Thank goodness, the state of Tennessee understands the dangers of Instant Runoff Voting.
If you recall, it was approved by Memphis voters in the August election. However, a state election official has tossed it.
Here’s what the Daily Memphian reports:
Tennessee Elections Coordinator Mark Goins ruled Friday the Shelby County Election Commission cannot use instant-runoff voting in this October’s city of Memphis elections.
The ruling comes three months after a referendum in which voters approved keeping the system in place. IRV allows voters to rank Memphis City Council candidates in order of preference instead of choosing just one candidate.
The memorandum opinion and final declaratory order by Goins concludes the election commission “cannot legally implement a process for redistributing and allocating votes using a system of ranking candidates to determine an instant runoff winner for elections in the city of Memphis under mandates of current laws adopted by the General Assembly.”
“Even if instant-runoff voting were authorized by state law, questions remain whether the proposed procedures would comply with Article 2, Section 7 of Memphis City Charter, although the coordinator cannot authoritatively interpret the charter,” Goins ruled.
The 2008 charter provision Goins cited requires that IRV be implemented “consistent with the mandates of federal and state law, and all applicable court decisions.” It also requires IRV to “go into effect prior to the next municipal election unless the Election Commission certifies that voting machine limitations made its implementation in time for that election unfeasible.”

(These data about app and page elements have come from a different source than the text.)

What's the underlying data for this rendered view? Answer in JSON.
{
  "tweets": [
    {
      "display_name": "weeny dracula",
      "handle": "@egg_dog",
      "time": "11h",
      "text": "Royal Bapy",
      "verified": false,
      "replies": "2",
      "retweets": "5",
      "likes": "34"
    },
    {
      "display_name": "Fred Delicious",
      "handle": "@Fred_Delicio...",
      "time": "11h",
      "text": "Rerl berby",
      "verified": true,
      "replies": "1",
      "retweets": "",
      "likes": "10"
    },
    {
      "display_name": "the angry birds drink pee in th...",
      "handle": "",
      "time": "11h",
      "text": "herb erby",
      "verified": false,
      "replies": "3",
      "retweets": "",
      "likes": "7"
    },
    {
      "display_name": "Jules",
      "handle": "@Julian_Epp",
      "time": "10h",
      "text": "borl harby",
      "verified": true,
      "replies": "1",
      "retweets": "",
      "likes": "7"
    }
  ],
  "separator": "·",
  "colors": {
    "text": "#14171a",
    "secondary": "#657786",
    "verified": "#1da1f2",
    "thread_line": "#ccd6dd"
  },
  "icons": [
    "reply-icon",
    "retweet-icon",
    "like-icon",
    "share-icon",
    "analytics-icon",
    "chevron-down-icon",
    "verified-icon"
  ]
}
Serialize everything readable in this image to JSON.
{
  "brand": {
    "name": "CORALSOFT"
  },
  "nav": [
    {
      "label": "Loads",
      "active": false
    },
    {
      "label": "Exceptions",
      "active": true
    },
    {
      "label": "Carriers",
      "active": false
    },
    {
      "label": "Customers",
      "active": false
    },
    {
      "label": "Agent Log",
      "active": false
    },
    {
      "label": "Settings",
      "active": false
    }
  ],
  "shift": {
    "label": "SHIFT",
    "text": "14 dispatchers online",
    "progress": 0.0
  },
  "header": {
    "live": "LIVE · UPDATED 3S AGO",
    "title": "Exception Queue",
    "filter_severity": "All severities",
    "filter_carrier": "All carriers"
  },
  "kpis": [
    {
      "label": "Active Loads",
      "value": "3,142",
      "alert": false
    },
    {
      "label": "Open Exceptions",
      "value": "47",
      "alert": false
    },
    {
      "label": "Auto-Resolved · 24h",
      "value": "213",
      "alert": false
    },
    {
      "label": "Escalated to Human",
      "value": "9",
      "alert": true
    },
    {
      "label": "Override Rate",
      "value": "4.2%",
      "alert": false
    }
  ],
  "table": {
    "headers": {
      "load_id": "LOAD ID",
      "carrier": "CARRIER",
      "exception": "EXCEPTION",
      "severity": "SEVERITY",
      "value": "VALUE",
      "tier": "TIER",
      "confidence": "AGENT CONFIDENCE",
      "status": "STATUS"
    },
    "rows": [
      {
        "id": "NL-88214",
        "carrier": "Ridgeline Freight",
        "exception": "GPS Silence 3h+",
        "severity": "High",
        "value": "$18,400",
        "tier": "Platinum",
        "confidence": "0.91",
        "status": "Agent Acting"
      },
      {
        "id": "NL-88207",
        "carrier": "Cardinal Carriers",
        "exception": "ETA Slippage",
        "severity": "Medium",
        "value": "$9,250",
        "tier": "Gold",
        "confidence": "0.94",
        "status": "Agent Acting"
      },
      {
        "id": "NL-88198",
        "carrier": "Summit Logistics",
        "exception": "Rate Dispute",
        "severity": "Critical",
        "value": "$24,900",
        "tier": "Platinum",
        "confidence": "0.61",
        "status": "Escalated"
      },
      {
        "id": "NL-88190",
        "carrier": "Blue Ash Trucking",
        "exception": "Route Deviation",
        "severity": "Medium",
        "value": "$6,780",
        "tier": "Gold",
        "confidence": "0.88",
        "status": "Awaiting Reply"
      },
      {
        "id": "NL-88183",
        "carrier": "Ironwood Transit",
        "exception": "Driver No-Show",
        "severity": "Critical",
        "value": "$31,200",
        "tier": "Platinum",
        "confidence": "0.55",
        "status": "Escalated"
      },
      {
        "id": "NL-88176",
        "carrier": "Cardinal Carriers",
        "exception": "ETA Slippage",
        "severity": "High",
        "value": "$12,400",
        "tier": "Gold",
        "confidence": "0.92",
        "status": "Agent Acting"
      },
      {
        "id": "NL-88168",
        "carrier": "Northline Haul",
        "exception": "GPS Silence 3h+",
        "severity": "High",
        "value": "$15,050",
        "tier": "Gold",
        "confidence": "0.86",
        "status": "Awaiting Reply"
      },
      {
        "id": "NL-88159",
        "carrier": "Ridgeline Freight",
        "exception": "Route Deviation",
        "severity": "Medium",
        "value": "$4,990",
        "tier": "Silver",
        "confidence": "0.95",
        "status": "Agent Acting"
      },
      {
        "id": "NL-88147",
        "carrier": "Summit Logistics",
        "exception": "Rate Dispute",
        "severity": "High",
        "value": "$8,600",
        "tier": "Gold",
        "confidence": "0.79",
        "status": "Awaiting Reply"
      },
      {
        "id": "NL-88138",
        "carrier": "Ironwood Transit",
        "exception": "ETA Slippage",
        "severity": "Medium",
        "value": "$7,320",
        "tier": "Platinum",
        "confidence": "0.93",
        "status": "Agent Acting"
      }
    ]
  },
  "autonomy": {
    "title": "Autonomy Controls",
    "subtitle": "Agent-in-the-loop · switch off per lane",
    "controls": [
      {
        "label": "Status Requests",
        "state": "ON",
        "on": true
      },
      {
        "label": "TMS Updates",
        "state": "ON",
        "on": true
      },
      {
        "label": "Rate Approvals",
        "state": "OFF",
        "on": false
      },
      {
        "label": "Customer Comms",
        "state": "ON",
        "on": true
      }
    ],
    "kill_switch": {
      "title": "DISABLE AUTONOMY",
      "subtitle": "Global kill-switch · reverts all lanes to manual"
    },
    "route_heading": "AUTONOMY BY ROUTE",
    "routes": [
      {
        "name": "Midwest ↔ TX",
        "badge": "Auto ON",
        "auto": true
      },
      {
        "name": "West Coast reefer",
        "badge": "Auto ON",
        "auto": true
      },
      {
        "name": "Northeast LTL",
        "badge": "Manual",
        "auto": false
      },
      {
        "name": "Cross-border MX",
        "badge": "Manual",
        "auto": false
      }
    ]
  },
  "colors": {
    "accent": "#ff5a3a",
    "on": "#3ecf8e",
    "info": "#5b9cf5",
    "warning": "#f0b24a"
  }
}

Instant-runoff voting has never been used in a city election.
Goins ruled in a motion filed by the election commission before an administrative judge. The judge, Rob Wilson, ruled on procedural matters with Goins making the decision.
Goins’ formal order matches what he advised the election commission in a September 2017 directive. The state elections coordinator’s directives are considered the final word for election commissions unless or until they are challenged in court and overruled.
Shortly after becoming Shelby County Elections Administrator in 2017, Linda Phillips told the commission she had found a way to implement IRV on the county’s current touch-screen voting machines by lining up the same council race three times across the screen – allowing the first preference in the listing on the left of the screen, the second choice in the center, and the third in the listing to the right.
In his ruling Friday, Goins noted the IRV charter provision doesn’t limit voters to ranking just three candidates in a single race. Though he declined to interpret the charter provision, he noted “there is not authority for the SCEC to limit the ranking of candidates to three.”
“If the city of Memphis adopted an ordinance allowing voters to rank four candidates in the IRV process, then the AccuVote TSX DRE could not be used,” he added.
His larger point is that the city hasn’t put policies in place for using instant-runoff voting.
Those include “how to treat over-votes … how to treat skipped rankings … how to treat under votes … how to treat single-shot voting, known as bullet voting … how many rankings to use … and what happens if there is not a majority winner after the rounds of counting are complete.”
Another city charter provision establishes runoff provisions that since 1995 have applied only to races for the seven single-member City Council districts. In those races where no candidate gets a majority of the votes, the charter provision calls for a later separate runoff election between the two candidates who received the most votes.
That provision appears to be in conflict with the 2008 IRV charter amendment. Goins did not address it formally in Friday’s order, other than to say he no longer believes the state law governing runoff election provisions applies to the city of Memphis.
In 2018, city voters rejected a charter change question the council put on the ballot that would have repealed instant-runoff voting. The same voters also rejected a ballot question that would have eliminated the runoff provision.
Goins’ decision dealt only with whether state law allows the election commission to implement IRV.
The election commission can file a petition asking Goins to reconsider by March 4, and he would have 20 days to decide. If Goins chose not to take any action during that period, it would be considered a denial, and any denial could be appealed by April 16. The election commission could also appeal with a filing in Chancery Court in either Shelby County or Davidson County no later than April 16.